There is only one question that’s remains, “Can Best Buy stop the train?”
To give credit where credit is deserved, Best Buy is the largest electronic retailer in the US and they have jumped hurdles that tripped up some of their competitors. They are still making money and are forecasted to continue. Their growth outside the country, mainly in China through their Five Star stores is impressive and their willingness to adapt to online competitors has been shown through the announcement of their new third party online marketplace. Time will tell if it’s enough but I think there is a better option.
Instead of trying to directly compete with online retailers, partner with them! Take advantage of your own business model by offering your advantages to your competition and use their advantage to yours! Trying to offer a price advantage with a brick and mortar model to an online model is a losing battle, and vice versa. Service is the key advantage to brick and mortar and price is the key advantage to online. People want both but since the costs of brick and mortar will always hamper the ability to compete with price and the online model does not have the infrastructure to compete on service, a partnership is logical.
For example, if a partnership between Best Buy and Amazon took place, every electronic sold online could offer the services of Best Buy’s Geek Squad. The consumer would get the price they want and the services to knowledgeably install, repair and accessorize. Best Buy would pay Amazon a commission for each service sold and would receive revenue from a consumer that they would have lost anyway.
The sum of this strategic move would eliminate “Best Buy as Amazon’s Showroom”. Best Buy could concentrate on selling the high margin services to customers that choose to shop online. Amazon will now have the pricey infrastructure of Geek Squad to help increase margins on electronics they sell. Best of all the consumers get both, service and price!
As the saying goes, “If you can’t beat them, Join them!”
The increased competition from online retailers has put a serious question on the viability of best Buy’s business model but often overlooks the incredible opportunity it offers.

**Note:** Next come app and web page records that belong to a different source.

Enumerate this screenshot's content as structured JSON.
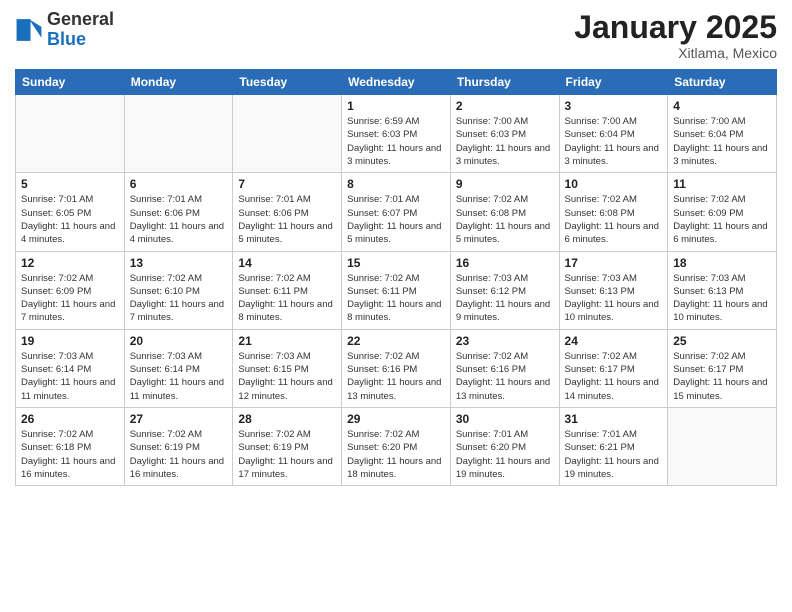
{
  "header": {
    "logo_general": "General",
    "logo_blue": "Blue",
    "title": "January 2025",
    "subtitle": "Xitlama, Mexico"
  },
  "days_of_week": [
    "Sunday",
    "Monday",
    "Tuesday",
    "Wednesday",
    "Thursday",
    "Friday",
    "Saturday"
  ],
  "weeks": [
    [
      {
        "day": "",
        "info": ""
      },
      {
        "day": "",
        "info": ""
      },
      {
        "day": "",
        "info": ""
      },
      {
        "day": "1",
        "info": "Sunrise: 6:59 AM\nSunset: 6:03 PM\nDaylight: 11 hours and 3 minutes."
      },
      {
        "day": "2",
        "info": "Sunrise: 7:00 AM\nSunset: 6:03 PM\nDaylight: 11 hours and 3 minutes."
      },
      {
        "day": "3",
        "info": "Sunrise: 7:00 AM\nSunset: 6:04 PM\nDaylight: 11 hours and 3 minutes."
      },
      {
        "day": "4",
        "info": "Sunrise: 7:00 AM\nSunset: 6:04 PM\nDaylight: 11 hours and 3 minutes."
      }
    ],
    [
      {
        "day": "5",
        "info": "Sunrise: 7:01 AM\nSunset: 6:05 PM\nDaylight: 11 hours and 4 minutes."
      },
      {
        "day": "6",
        "info": "Sunrise: 7:01 AM\nSunset: 6:06 PM\nDaylight: 11 hours and 4 minutes."
      },
      {
        "day": "7",
        "info": "Sunrise: 7:01 AM\nSunset: 6:06 PM\nDaylight: 11 hours and 5 minutes."
      },
      {
        "day": "8",
        "info": "Sunrise: 7:01 AM\nSunset: 6:07 PM\nDaylight: 11 hours and 5 minutes."
      },
      {
        "day": "9",
        "info": "Sunrise: 7:02 AM\nSunset: 6:08 PM\nDaylight: 11 hours and 5 minutes."
      },
      {
        "day": "10",
        "info": "Sunrise: 7:02 AM\nSunset: 6:08 PM\nDaylight: 11 hours and 6 minutes."
      },
      {
        "day": "11",
        "info": "Sunrise: 7:02 AM\nSunset: 6:09 PM\nDaylight: 11 hours and 6 minutes."
      }
    ],
    [
      {
        "day": "12",
        "info": "Sunrise: 7:02 AM\nSunset: 6:09 PM\nDaylight: 11 hours and 7 minutes."
      },
      {
        "day": "13",
        "info": "Sunrise: 7:02 AM\nSunset: 6:10 PM\nDaylight: 11 hours and 7 minutes."
      },
      {
        "day": "14",
        "info": "Sunrise: 7:02 AM\nSunset: 6:11 PM\nDaylight: 11 hours and 8 minutes."
      },
      {
        "day": "15",
        "info": "Sunrise: 7:02 AM\nSunset: 6:11 PM\nDaylight: 11 hours and 8 minutes."
      },
      {
        "day": "16",
        "info": "Sunrise: 7:03 AM\nSunset: 6:12 PM\nDaylight: 11 hours and 9 minutes."
      },
      {
        "day": "17",
        "info": "Sunrise: 7:03 AM\nSunset: 6:13 PM\nDaylight: 11 hours and 10 minutes."
      },
      {
        "day": "18",
        "info": "Sunrise: 7:03 AM\nSunset: 6:13 PM\nDaylight: 11 hours and 10 minutes."
      }
    ],
    [
      {
        "day": "19",
        "info": "Sunrise: 7:03 AM\nSunset: 6:14 PM\nDaylight: 11 hours and 11 minutes."
      },
      {
        "day": "20",
        "info": "Sunrise: 7:03 AM\nSunset: 6:14 PM\nDaylight: 11 hours and 11 minutes."
      },
      {
        "day": "21",
        "info": "Sunrise: 7:03 AM\nSunset: 6:15 PM\nDaylight: 11 hours and 12 minutes."
      },
      {
        "day": "22",
        "info": "Sunrise: 7:02 AM\nSunset: 6:16 PM\nDaylight: 11 hours and 13 minutes."
      },
      {
        "day": "23",
        "info": "Sunrise: 7:02 AM\nSunset: 6:16 PM\nDaylight: 11 hours and 13 minutes."
      },
      {
        "day": "24",
        "info": "Sunrise: 7:02 AM\nSunset: 6:17 PM\nDaylight: 11 hours and 14 minutes."
      },
      {
        "day": "25",
        "info": "Sunrise: 7:02 AM\nSunset: 6:17 PM\nDaylight: 11 hours and 15 minutes."
      }
    ],
    [
      {
        "day": "26",
        "info": "Sunrise: 7:02 AM\nSunset: 6:18 PM\nDaylight: 11 hours and 16 minutes."
      },
      {
        "day": "27",
        "info": "Sunrise: 7:02 AM\nSunset: 6:19 PM\nDaylight: 11 hours and 16 minutes."
      },
      {
        "day": "28",
        "info": "Sunrise: 7:02 AM\nSunset: 6:19 PM\nDaylight: 11 hours and 17 minutes."
      },
      {
        "day": "29",
        "info": "Sunrise: 7:02 AM\nSunset: 6:20 PM\nDaylight: 11 hours and 18 minutes."
      },
      {
        "day": "30",
        "info": "Sunrise: 7:01 AM\nSunset: 6:20 PM\nDaylight: 11 hours and 19 minutes."
      },
      {
        "day": "31",
        "info": "Sunrise: 7:01 AM\nSunset: 6:21 PM\nDaylight: 11 hours and 19 minutes."
      },
      {
        "day": "",
        "info": ""
      }
    ]
  ]
}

Best Buy not only has the ability to stop this train but reverse it.